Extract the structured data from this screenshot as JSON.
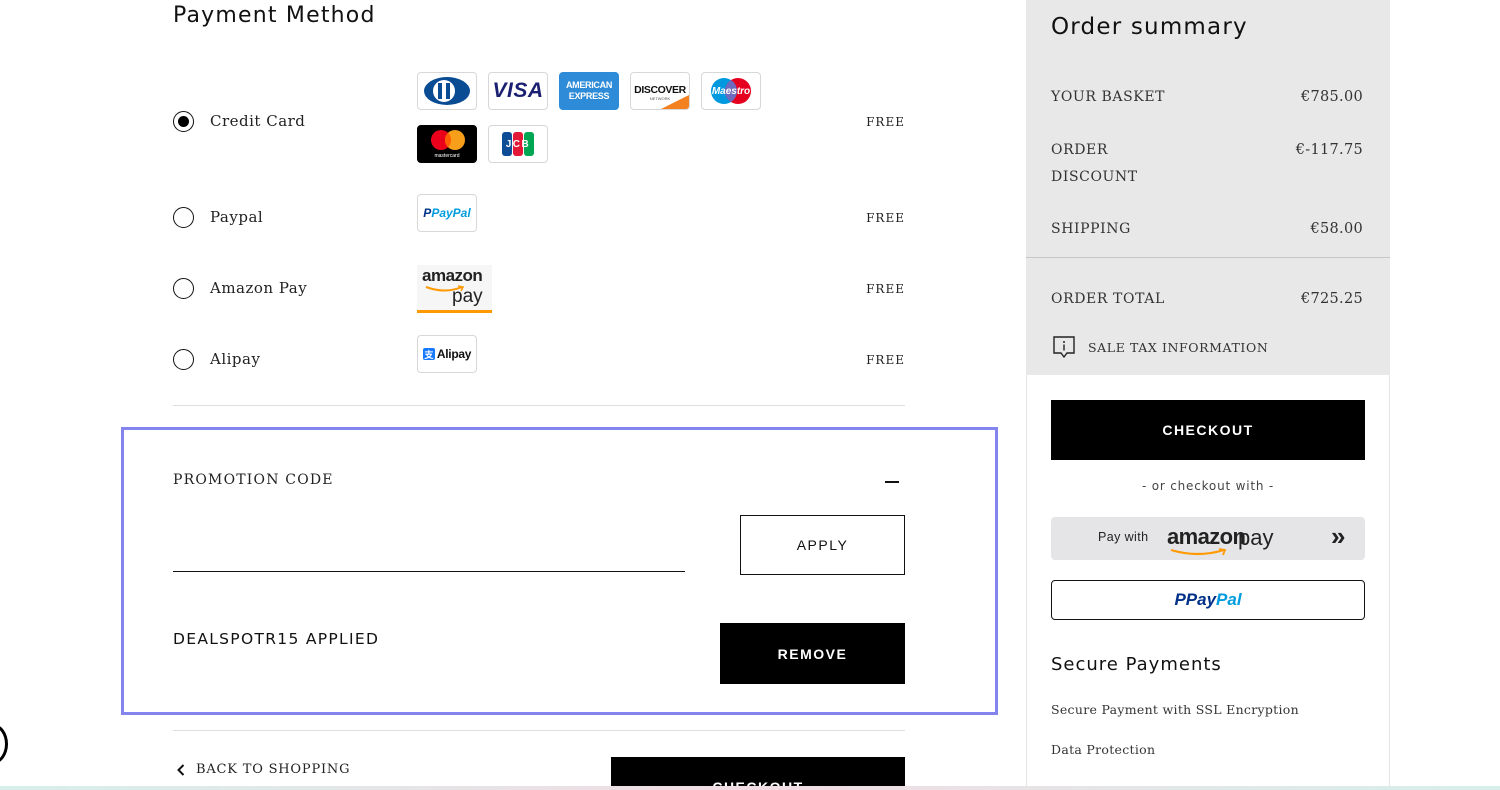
{
  "payment": {
    "title": "Payment Method",
    "methods": [
      {
        "label": "Credit Card",
        "cost": "FREE",
        "selected": true
      },
      {
        "label": "Paypal",
        "cost": "FREE",
        "selected": false
      },
      {
        "label": "Amazon Pay",
        "cost": "FREE",
        "selected": false
      },
      {
        "label": "Alipay",
        "cost": "FREE",
        "selected": false
      }
    ],
    "card_logos": {
      "diners": "diners-club-icon",
      "visa": "VISA",
      "amex_line1": "AMERICAN",
      "amex_line2": "EXPRESS",
      "discover": "DISCOVER",
      "discover_sub": "NETWORK",
      "maestro": "Maestro",
      "mastercard": "mastercard",
      "jcb": "JCB",
      "paypal_small": "PayPal",
      "amazon_word": "amazon",
      "amazon_pay": "pay",
      "alipay": "Alipay"
    }
  },
  "promo": {
    "title": "PROMOTION CODE",
    "input_value": "",
    "input_placeholder": "",
    "apply_label": "APPLY",
    "applied_text": "DEALSPOTR15 APPLIED",
    "remove_label": "REMOVE"
  },
  "footer": {
    "back_label": "BACK TO SHOPPING",
    "checkout_label": "CHECKOUT"
  },
  "summary": {
    "title": "Order summary",
    "rows": [
      {
        "label": "YOUR BASKET",
        "value": "€785.00"
      },
      {
        "label_line1": "ORDER",
        "label_line2": "DISCOUNT",
        "value": "€-117.75"
      },
      {
        "label": "SHIPPING",
        "value": "€58.00"
      }
    ],
    "total_label": "ORDER TOTAL",
    "total_value": "€725.25",
    "tax_label": "SALE TAX INFORMATION",
    "checkout_label": "CHECKOUT",
    "or_text": "- or checkout with -",
    "amazon_pay_with": "Pay with",
    "amazon_word": "amazon",
    "amazon_pay": "pay",
    "paypal_p": "Pay",
    "paypal_pal": "Pal",
    "secure_title": "Secure Payments",
    "secure_items": [
      "Secure Payment with SSL Encryption",
      "Data Protection"
    ]
  },
  "colors": {
    "accent_border": "#8484ee",
    "summary_bg": "#e8e8e8",
    "paypal_dark": "#003087",
    "paypal_light": "#009cde",
    "amazon_orange": "#ff9900"
  }
}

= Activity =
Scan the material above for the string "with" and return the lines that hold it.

= Your response =
    "or_text": "- or checkout with -",
    "amazon_pay_with": "Pay with",
      "Secure Payment with SSL Encryption",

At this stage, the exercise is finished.